(Rom. 11:12 ESV) 12 Now if their trespass means riches for the world, and if their failure means riches for the Gentiles, how much more will their full inclusion mean!
As in the Lord’s Prayer, “trespass” is a euphemism for sin. The sinful rejection of Jesus by the majority of the Jews led to the gospel being opened to the Gentiles — and thus “riches for the world.” But surely the full inclusion of Israel — were it to happen — would bring even greater blessings.
(Rom. 11:13-15 ESV) 13 Now I am speaking to you Gentiles. Inasmuch then as I am an apostle to the Gentiles, I magnify my ministry 14 in order somehow to make my fellow Jews jealous, and thus save some of them. 15 For if their rejection means the reconciliation of the world, what will their acceptance mean but life from the dead?
Paul says he magnifies (takes pride in, speaks highly of, glorifies) his ministry (diakonia, meaning his role as Jesus’ emissary) to make the unbelieving Jews jealous — in hope of saving them (obviously implying that they’re not presently saved!)

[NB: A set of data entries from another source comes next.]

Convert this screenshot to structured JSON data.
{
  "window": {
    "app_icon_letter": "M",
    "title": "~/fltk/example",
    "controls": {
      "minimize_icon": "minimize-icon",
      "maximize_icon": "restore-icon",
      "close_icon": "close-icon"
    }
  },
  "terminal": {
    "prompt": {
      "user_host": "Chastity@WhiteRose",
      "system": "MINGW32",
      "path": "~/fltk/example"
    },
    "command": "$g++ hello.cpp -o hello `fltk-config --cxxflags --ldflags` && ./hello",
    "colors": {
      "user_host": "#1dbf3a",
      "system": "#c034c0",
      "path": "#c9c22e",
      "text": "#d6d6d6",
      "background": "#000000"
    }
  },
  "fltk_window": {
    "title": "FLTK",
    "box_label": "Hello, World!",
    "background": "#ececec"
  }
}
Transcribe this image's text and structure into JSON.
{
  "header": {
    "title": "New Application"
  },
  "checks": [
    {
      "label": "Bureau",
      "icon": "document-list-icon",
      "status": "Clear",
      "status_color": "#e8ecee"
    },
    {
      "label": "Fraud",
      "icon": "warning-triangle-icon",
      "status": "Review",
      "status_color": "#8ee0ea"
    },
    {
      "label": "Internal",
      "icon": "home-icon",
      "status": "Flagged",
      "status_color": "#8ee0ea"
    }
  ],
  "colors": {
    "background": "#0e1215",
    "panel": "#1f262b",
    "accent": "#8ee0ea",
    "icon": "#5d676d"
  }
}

To remove all doubt, Paul then speaks of the “rejection” of the Jews for their lack of faith in Jesus, so that their eventual acceptance by God would be like “life from the dead,” plainly indicating that they’re presently spiritually dead.
Notice that Paul sees the possibility of the Jews repenting as potentially imminent — so imminent that he makes a point of magnifying his ministry to the Gentiles so the Jews will be motivated by jealousy to enter the Kingdom. Nothing could be further from the usual end-times interpretation of this passage. Paul thinks it just might happen in his lifetime.
(Rom. 11:16 ESV) 16 If the dough offered as firstfruits is holy, so is the whole lump, and if the root is holy, so are the branches.
Leon Morris explains,
There is little doubt that Paul is here appealing to the fact that the patriarchs (perhaps he means only Abraham) were holy people and this has consequences for their descendants. It means that God will not discard them wholly, and thus in due course the fact that the root of Israel is holy will have its effect in the latest branches.
Leon Morris, The Epistle to the Romans (Pillar NTC; Accordance electronic ed. Grand Rapids: Eerdmans, 1987), 411.
N. T. Wright offers a slightly different take, but with little difference in result —
It is much better to take the “root” as something, or someone, more permanent; suggestions include the patriarchs, the Messiah, even God. Of these I am inclined to prefer the Messiah.
It is possible that Paul already has in mind the text that he will use at the climactic and concluding point of the letter’s theological exposition, highlighting “the root of Jesse,” whose resurrection installs him as the Gentiles’ true ruler (15:12, quoting Isa 11:10). But even if that is too far away in the letter to be allowed, the Messiah has been at the center of the argument, either implicitly or explicitly, for much of chaps. 9–11, and it is the messianic pattern of casting away followed by life from the dead that Paul has been thinking through in the preceding verses.
The olive tree in the illustration is Israel, the true seed of Abraham, into which wild branches have been grafted but into which, far more easily, natural branches can be regrafted. And the crowning privilege of Israel, the human and historical focus of the nation’s long story as God’s people, is the Messiah (9:5). It is considerably easier, I think, to see the “root” that “bears” both Gentile and Jewish Christians (11:18) as the Messiah than as the patriarchs.
N.T. Wright, “The Letter to the Romans,” in The Acts of the Apostles-The First Letter to the Corinthians (vol. 10 of New Interpreters Bible, Accordance electronic ed. Nashville: Abingdon Press, 2002), 684 (paragraphing added).
It does make a lot of sense to consider Jesus Messiah as the “root” and first fruit that makes the entire Kingdom holy. We all derive our holiness from Jesus, whether Jew or Gentile.
Or perhaps, in light of chapter 4, Paul is speaking of the Patriarchs for whom faith was counted as righteousness because of the work of Jesus, so that “root” means the entire narrative from Abraham to the resurrection of Jesus.